Going into this period of “critical” fire risk, Cal Fire, the state fire agency, counts 14 major wildfires as still burning across the state, with 12,600 firefighters assigned to battle these blazes. So far this year, more than 8,400 wildfires have burned well over 4.1 million acres in California, which is more than double the previous record. These fires have killed 31 people and destroyed more than 9,200 structures, including homes and businesses.
The heat and wind event this week stems from an expansive area of high pressure, or heat dome, that is building over the West. This weather feature is bringing temperatures in the 90s to Los Angeles from Tuesday through Friday, which is well above average for this time of year, and temperatures exceeding the century mark may be recorded in inland areas of Southern California.
The National Weather Service has issued heat advisories for parts of Southern California, including the L.A. metro area, through Friday.
In Northern California, including the Bay Area, a fire weather watch is in effect from early Wednesday until Friday morning for the North Bay Mountains, East Bay Hills and Santa Cruz Mountains. The watch also covers areas farther to the north, in the northern Sierras.
According to the Weather Service’s San Francisco office, winds are expected to peak Wednesday night into early Thursday. These winds that blow from land to sea, known as Diablo or devil winds, contain little moisture and are a recipe for spreading fires if any ignite.
Anticipating the potential for winds of up to 60 mph to damage some of its infrastructure, PG&E, the state’s largest utility, informed customers it may preemptively cut power to some areas to avoid causing a spark. The company’s equipment was blamed for igniting the Camp Fire in 2018, the deadliest blaze in state history.
It’s likely that the fire weather watch will be converted to Red Flag warnings later Tuesday or Wednesday morning.
Meanwhile, in Southern California, fire danger may peak a little later, on Friday, when offshore Santa Ana winds reach their maximum.
The heat dome across the West comes after many weather forecast models had shown encouraging prospects for rain in northern and central California, only to dash those hopes and switch to projections for more heat and critical fire weather conditions — the opposite of what the state needs right now.
The 2020 wildfire season has broken long-standing records, and with no end to the dry season in sight, it’s likely that even more fires will occur. October and November are typically when the state sees its strong offshore wind events, which Californians know to be wary of because of the high fire danger.

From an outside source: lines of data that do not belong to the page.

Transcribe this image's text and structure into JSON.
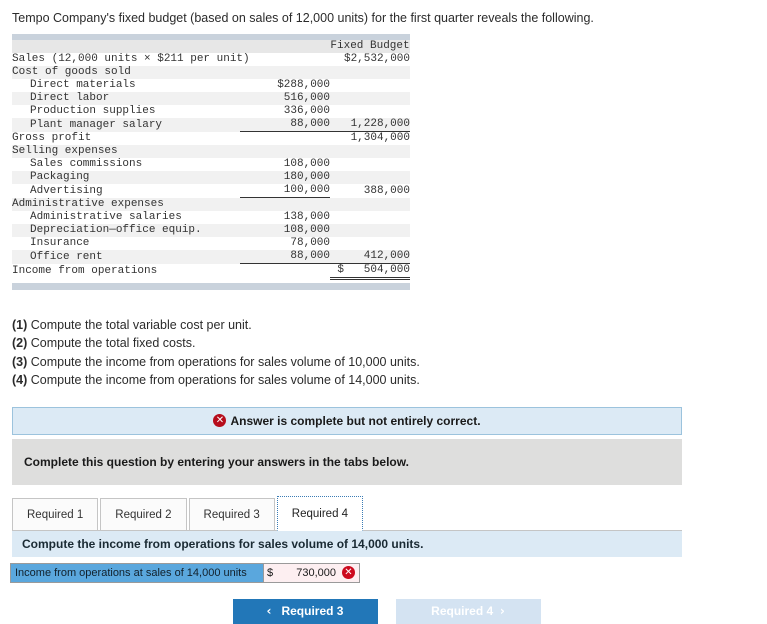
{
  "intro": "Tempo Company's fixed budget (based on sales of 12,000 units) for the first quarter reveals the following.",
  "budget": {
    "header": {
      "blank": "",
      "col_mid": "",
      "col_right": "Fixed Budget"
    },
    "rows": [
      {
        "label": "Sales (12,000 units × $211 per unit)",
        "indent": 0,
        "mid": "",
        "right": "$2,532,000"
      },
      {
        "label": "Cost of goods sold",
        "indent": 0,
        "mid": "",
        "right": ""
      },
      {
        "label": "Direct materials",
        "indent": 1,
        "mid": "$288,000",
        "right": ""
      },
      {
        "label": "Direct labor",
        "indent": 1,
        "mid": "516,000",
        "right": ""
      },
      {
        "label": "Production supplies",
        "indent": 1,
        "mid": "336,000",
        "right": ""
      },
      {
        "label": "Plant manager salary",
        "indent": 1,
        "mid": "88,000",
        "right": "1,228,000",
        "mid_rule": true,
        "right_rule": true
      },
      {
        "label": "Gross profit",
        "indent": 0,
        "mid": "",
        "right": "1,304,000"
      },
      {
        "label": "Selling expenses",
        "indent": 0,
        "mid": "",
        "right": ""
      },
      {
        "label": "Sales commissions",
        "indent": 1,
        "mid": "108,000",
        "right": ""
      },
      {
        "label": "Packaging",
        "indent": 1,
        "mid": "180,000",
        "right": ""
      },
      {
        "label": "Advertising",
        "indent": 1,
        "mid": "100,000",
        "right": "388,000",
        "mid_rule": true
      },
      {
        "label": "Administrative expenses",
        "indent": 0,
        "mid": "",
        "right": ""
      },
      {
        "label": "Administrative salaries",
        "indent": 1,
        "mid": "138,000",
        "right": ""
      },
      {
        "label": "Depreciation—office equip.",
        "indent": 1,
        "mid": "108,000",
        "right": ""
      },
      {
        "label": "Insurance",
        "indent": 1,
        "mid": "78,000",
        "right": ""
      },
      {
        "label": "Office rent",
        "indent": 1,
        "mid": "88,000",
        "right": "412,000",
        "mid_rule": true,
        "right_rule": true
      },
      {
        "label": "Income from operations",
        "indent": 0,
        "mid": "",
        "right": "$   504,000",
        "right_double": true
      }
    ]
  },
  "requirements": [
    {
      "num": "(1)",
      "text": "Compute the total variable cost per unit."
    },
    {
      "num": "(2)",
      "text": "Compute the total fixed costs."
    },
    {
      "num": "(3)",
      "text": "Compute the income from operations for sales volume of 10,000 units."
    },
    {
      "num": "(4)",
      "text": "Compute the income from operations for sales volume of 14,000 units."
    }
  ],
  "alert": {
    "icon": "error-x-icon",
    "text": "Answer is complete but not entirely correct."
  },
  "instruction": "Complete this question by entering your answers in the tabs below.",
  "tabs": [
    {
      "label": "Required 1",
      "active": false
    },
    {
      "label": "Required 2",
      "active": false
    },
    {
      "label": "Required 3",
      "active": false
    },
    {
      "label": "Required 4",
      "active": true
    }
  ],
  "question": "Compute the income from operations for sales volume of 14,000 units.",
  "answer": {
    "label": "Income from operations at sales of 14,000 units",
    "currency": "$",
    "value": "730,000",
    "status_icon": "✕"
  },
  "nav": {
    "prev_label": "Required 3",
    "prev_chevron": "‹",
    "next_label": "Required 4",
    "next_chevron": "›"
  },
  "colors": {
    "accent_blue": "#2277b8",
    "alert_blue": "#dceaf5",
    "error_red": "#cc0a1e",
    "label_blue": "#5aa7dd"
  }
}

So far in 2020, California has recorded its largest wildfire on record, known as the August Complex. This is also the state’s first gigafire, one having burned more than 1 million acres. Five of the top six largest wildfires in state history (dating back to 1932) have burned between Aug. 1 and the end of September, along with six of the top 20 most destructive fires.
According to the National Oceanic and Atmospheric Administration (NOAA), the fires in California, Oregon and Washington have caused damage worth more than $1 billion.